RECORDS: Begin
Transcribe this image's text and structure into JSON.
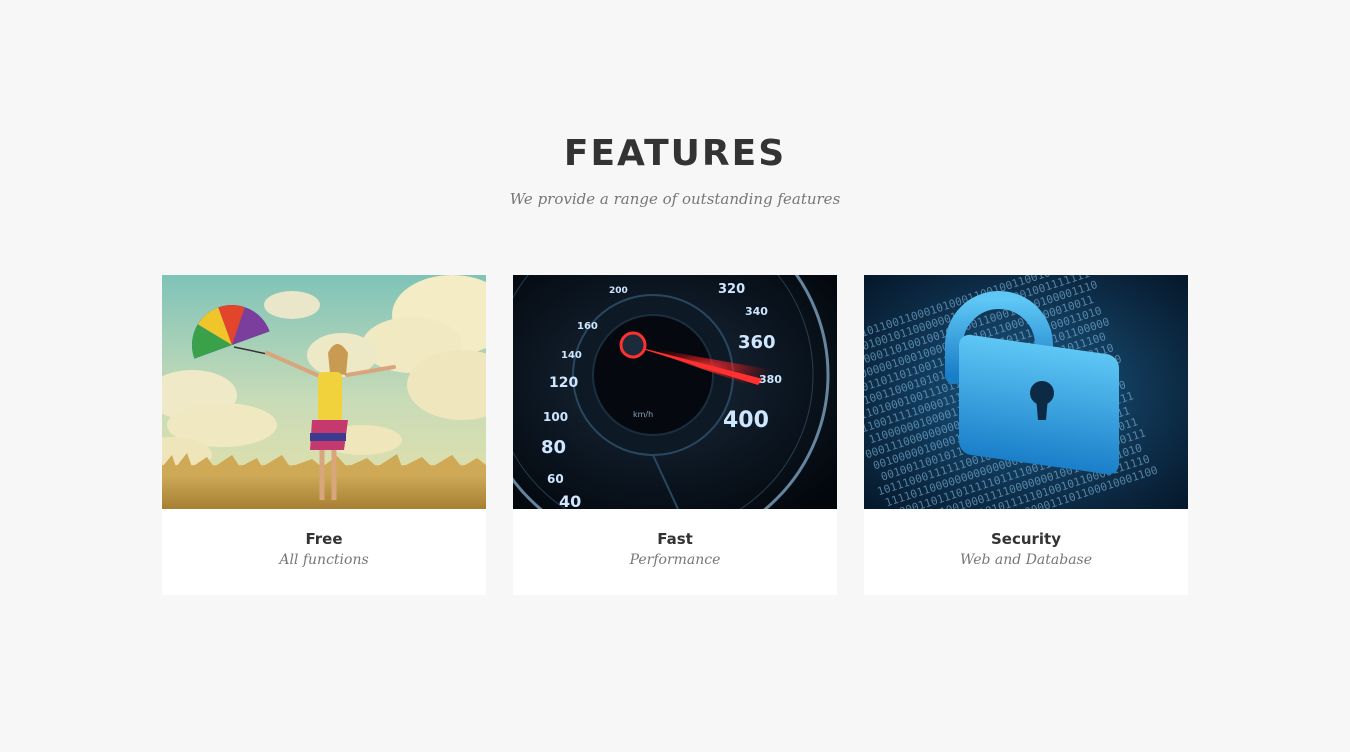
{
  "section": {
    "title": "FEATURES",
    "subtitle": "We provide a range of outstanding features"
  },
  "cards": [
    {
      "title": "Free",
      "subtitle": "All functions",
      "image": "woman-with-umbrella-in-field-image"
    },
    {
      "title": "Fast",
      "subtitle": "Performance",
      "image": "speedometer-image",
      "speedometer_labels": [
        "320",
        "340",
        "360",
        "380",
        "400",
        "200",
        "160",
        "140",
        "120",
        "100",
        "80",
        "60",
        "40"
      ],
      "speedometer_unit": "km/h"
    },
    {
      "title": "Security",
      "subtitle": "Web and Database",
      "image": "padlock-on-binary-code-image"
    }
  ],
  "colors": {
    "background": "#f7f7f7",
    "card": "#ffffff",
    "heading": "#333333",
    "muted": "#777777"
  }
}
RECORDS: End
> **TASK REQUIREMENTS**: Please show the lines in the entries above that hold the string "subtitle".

> **REPLY**:
    "subtitle": "We provide a range of outstanding features"
      "subtitle": "All functions",
      "subtitle": "Performance",
      "subtitle": "Web and Database",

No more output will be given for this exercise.